This spotting scope is best recommended for beginners as it is very simple to use and provides satisfying results.

The pros and cons of both Nikon Prostaff 5 angled and straight spotting scopes are the same except that the straight one is more portable than the angled one because of its simple shape.


Nikon Fieldscope 82mm ED straight

This one here is also similar to the Prostaff 5 spotting scopes above in its basic parameters: the Fieldscope 82mm ED is a straight body spotting scope and comes with an 82 mm wide objective lens and 20 to 60 times magnification power.

However, the similarities end there. The optics used in this spotting scope are very high-end and make its price obvious since it is clearly more expensive than the two mentioned above. It comes equipped with many features that make it  amazing for professional use.

PROS:

  • Amazing optics.
  • Wide objective lens for better clarity and brightness
  • Built-in Sliding Sunshade for the protection of the objective lens and elimination of unnecessary sunlight.
  • Multicoated layers of glass to enhance image quality and block reflective light
  • Smooth integrated focus ring which is useful for quick focus.
  • Water and fog proof

CONS:

  • Its size is not comfortable for long walks (weighs 1500 grams and is 325 mm long)
  • The price.

Nikon Monarch 20-60×82 ED angled

With the same size specs, the Nikon Monarch 20-60X82 ED angled wins a place among the best Nikon products for field scoping.

With a 20 to 60 magnification power and an 82 mm wide objective lens, this angled spotting scope provides the most satisfying optical performance and allows users to have a great wildlife observing experience.

Clarity and brightness always maintained with the amazing 82mm objective lens, this product also comes with important features.

The pros and cons of this one are the same as the previous but it is cheaper and has a more compact size.


Nikon 13-30x50mm FieldScope ED 50 Straight

Arriving to a different range of Nikon spotting scopes, the 13-30X50mm ED 50 is among the best in its league. With only 13 to 30 times magnification power, this spotting scope is limited to particular activities but allows the user to get the best quality for objects at a moderate distance.

Its 50mm objective lens is smaller than the other ones but is enough for close observing. I mean at 30X, the 50mm delivers good brightness and great contrast.

PROS:

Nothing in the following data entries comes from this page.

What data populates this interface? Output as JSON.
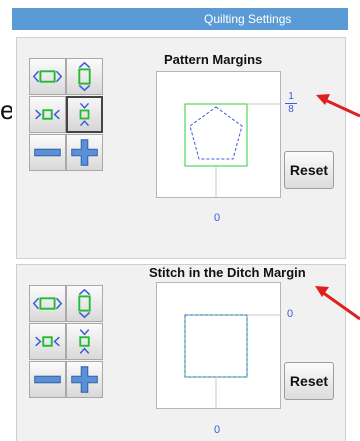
{
  "window": {
    "title": "Quilting Settings"
  },
  "stray_char": "e",
  "pattern_margins": {
    "title": "Pattern Margins",
    "side_value_num": "1",
    "side_value_den": "8",
    "bottom_value": "0",
    "reset_label": "Reset"
  },
  "stitch_margin": {
    "title": "Stitch in the Ditch Margin",
    "side_value": "0",
    "bottom_value": "0",
    "reset_label": "Reset"
  },
  "colors": {
    "title_bar": "#5b9bd5",
    "value_text": "#3b5bdb",
    "shape_green": "#2ecc40",
    "annotation_arrow": "#e02020"
  },
  "icons": [
    "expand-horizontal-icon",
    "expand-vertical-icon",
    "shrink-horizontal-icon",
    "shrink-vertical-icon",
    "minus-icon",
    "plus-icon"
  ]
}
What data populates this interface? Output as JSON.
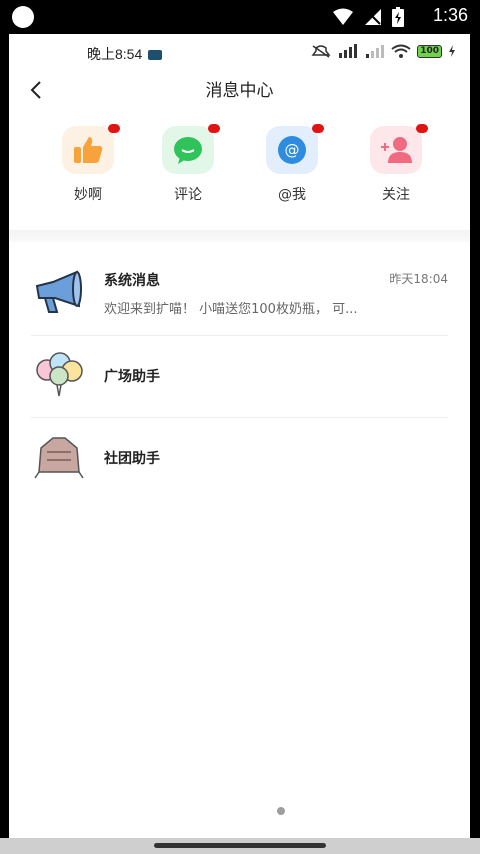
{
  "system_status": {
    "time": "1:36"
  },
  "inner_status": {
    "time": "晚上8:54",
    "battery": "100"
  },
  "header": {
    "title": "消息中心"
  },
  "categories": [
    {
      "label": "妙啊",
      "icon": "thumbs-up-icon",
      "color": "#f7a23a"
    },
    {
      "label": "评论",
      "icon": "comment-icon",
      "color": "#2fc35a"
    },
    {
      "label": "@我",
      "icon": "at-icon",
      "color": "#2d8ce0"
    },
    {
      "label": "关注",
      "icon": "add-follower-icon",
      "color": "#f06a80"
    }
  ],
  "messages": [
    {
      "name": "系统消息",
      "time": "昨天18:04",
      "preview": "欢迎来到扩喵！ 小喵送您100枚奶瓶， 可...",
      "icon": "megaphone-icon"
    },
    {
      "name": "广场助手",
      "icon": "balloons-icon"
    },
    {
      "name": "社团助手",
      "icon": "club-icon"
    }
  ]
}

  • Equipped with ED extra-low dispersion glass for best quality and resolution
  • Can be used with different Fieldscope eyepieces
  • Equipped with built-in sunshade to protect against excessive sunlight
  • Super light (only 450 grams) which makes it among the most portable products in Nikon spotting scopes range
  • Water and fog proof.

CONS:

  • Not suitable for long range observing

Nikon ProStaff 3 16-48x60mm

Another product of the close range observing spotting scopes is the Prostaff 3 which comes with a 16 to 48 times magnification power and 60mm wide objective lens.

The 60 mm objective lens is pretty good at 48X in terms of performance. This straight spotting scope is considered is one-of-a-kind since it delivers decent results in a very light package and allows users to observe wildlife during different moments of the day even sunrise or sunset when the light is fading. It’s not very powerful or high-end though, so its applications are limited.

PROS:

  • Fully rubber armored for protection.
  • Tripod included
  • Case included
  • Very light for packing (450 grams and 300mm)
  • Water and fog proof

CONS:

  • Focus is not very sharp
  • Focus ring is not well integrated (hard to turn)
  • Significant quality decrease above 25X magnification
  • The included tripod is all plastic and very sensitive to shocks
  • Eye relief not comfortable

Finally, I would like to say that all Nikon products are well-made and carefully manufactured, including Nikon spotting scopes that make a significant mark in the evolution of spotting scopes. It is true that Nikon spotting scopes are not the best on the market but their quality versus price ratio is very good, since you will receive top quality glass and nice features for a relatively low cost.